They've lived with the health warnings about smoking for much of their lives and doubtless seen the ill effects on friends, relatives and even themselves, yet about 4.5 million older people in the U.S. keep on lighting up. Medicare is finally catching up to most private insurers by providing counseling for anyone on the program who's trying to kick the habit.
Dr. Barry Straube, Medicare's chief medical officer, says it's never too late to quit, even for lifelong smokers.
"The elderly can respond to smoking cessation counseling even if they have been smoking for 30 years or more," says Straube. "We do know we can see a reduction in the death rate and complications from smoking-related illnesses." Not only cancer, heart disease and lung problems, which can kill, but also gastric reflux, osteoporosis and other ailments that undermine quality of life.
Smoking-related illnesses cost Medicare tens of billions a year.
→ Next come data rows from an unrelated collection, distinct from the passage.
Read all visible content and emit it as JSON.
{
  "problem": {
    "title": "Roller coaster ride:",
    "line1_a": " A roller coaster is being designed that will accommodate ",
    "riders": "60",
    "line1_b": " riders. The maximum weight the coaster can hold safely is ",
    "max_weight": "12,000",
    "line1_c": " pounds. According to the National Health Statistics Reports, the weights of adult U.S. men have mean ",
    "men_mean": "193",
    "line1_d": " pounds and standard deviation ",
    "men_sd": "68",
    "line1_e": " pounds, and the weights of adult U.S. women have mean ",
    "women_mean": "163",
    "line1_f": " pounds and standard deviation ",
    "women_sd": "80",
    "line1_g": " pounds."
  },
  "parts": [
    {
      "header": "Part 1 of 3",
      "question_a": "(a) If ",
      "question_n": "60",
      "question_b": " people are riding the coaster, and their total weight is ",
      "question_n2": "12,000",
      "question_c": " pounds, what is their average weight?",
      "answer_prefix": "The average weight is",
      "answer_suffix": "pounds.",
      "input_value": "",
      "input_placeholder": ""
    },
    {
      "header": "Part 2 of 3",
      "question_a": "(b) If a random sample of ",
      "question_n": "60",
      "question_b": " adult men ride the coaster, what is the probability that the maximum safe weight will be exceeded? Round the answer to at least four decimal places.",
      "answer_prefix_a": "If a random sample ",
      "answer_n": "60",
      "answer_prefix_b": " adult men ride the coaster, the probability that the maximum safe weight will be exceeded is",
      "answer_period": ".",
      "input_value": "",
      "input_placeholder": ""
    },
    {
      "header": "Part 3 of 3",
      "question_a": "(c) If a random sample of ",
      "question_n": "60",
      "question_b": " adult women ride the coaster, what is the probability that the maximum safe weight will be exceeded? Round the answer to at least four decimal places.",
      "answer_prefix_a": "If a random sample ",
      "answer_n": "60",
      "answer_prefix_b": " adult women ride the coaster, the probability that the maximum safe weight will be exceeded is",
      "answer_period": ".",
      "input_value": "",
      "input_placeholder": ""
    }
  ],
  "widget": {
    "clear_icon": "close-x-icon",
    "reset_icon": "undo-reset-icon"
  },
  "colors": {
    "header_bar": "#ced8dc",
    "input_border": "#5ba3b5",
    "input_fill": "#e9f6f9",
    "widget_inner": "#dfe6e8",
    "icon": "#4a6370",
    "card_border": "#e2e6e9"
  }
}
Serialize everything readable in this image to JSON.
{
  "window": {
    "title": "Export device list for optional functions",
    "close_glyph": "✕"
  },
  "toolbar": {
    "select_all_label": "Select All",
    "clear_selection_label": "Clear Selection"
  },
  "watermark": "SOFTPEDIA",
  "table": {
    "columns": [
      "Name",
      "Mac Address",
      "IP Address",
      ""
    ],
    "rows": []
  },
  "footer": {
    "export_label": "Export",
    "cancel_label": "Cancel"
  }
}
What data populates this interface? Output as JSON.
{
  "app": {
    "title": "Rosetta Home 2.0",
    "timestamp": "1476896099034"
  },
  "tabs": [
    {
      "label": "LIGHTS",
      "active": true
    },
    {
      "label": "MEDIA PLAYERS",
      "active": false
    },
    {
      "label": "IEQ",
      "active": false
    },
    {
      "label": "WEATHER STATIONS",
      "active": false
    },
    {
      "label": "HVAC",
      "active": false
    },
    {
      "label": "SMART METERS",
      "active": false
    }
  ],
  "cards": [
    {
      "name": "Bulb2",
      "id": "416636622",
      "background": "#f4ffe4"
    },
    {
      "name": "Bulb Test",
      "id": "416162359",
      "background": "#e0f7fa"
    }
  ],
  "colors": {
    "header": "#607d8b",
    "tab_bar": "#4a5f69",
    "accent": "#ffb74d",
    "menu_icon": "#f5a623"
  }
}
Straube cites a two-decade estimate of $800 billion, from 1995 through 2015.
Medicare already covers drugs used to help smokers quit, as well as counseling for those who have developed a smoking-related illness. But starting immediately, the program will expand the benefit to cover up to eight counseling sessions a year for people who want to quit.
Next year, such counseling will be free, under a provision in President Barack Obama's health care law that eliminates co-payments for preventive services.
Older smokers often don't get as much attention from doctors as do younger ones. "They just figure, 'Well, it's too late,'" said Straube, that the damage is already done. That may start to change now.
About one in 10 seniors smoke, compared with one in five people among the U.S. population as a whole. It turns out that smokers age 65 and older present a medical paradox.
Many started when it was fashionable to light up. They are more likely than younger smokers to be seriously hooked on nicotine and less likely to attempt quitting. But research shows that their odds of success are greater if they do try to give up the habit.
Older smokers who receive counseling are significantly more likely to quit than those who only get standard medical care. One study of elderly heart attack patients found that those who got counseling to help quit smoking were more likely to be alive five years later.
It's unclear why older people who try to quit have better luck than younger smokers.
Some experts think it's because older smokers are more motivated, perhaps from having seen a loved one die of cancer or heart disease, or by recognizing how the cigarette habit has left its mark in their own bodies, anything from wrinklier skin to shortness of breath.
Straube has his own theory: "They're under less stress," he said. "They are not working anymore, and they have more time."
Medicare's new smoking cessation benefit will also be available to younger people who are covered by the program because of a disability. About 1 million of them are smokers.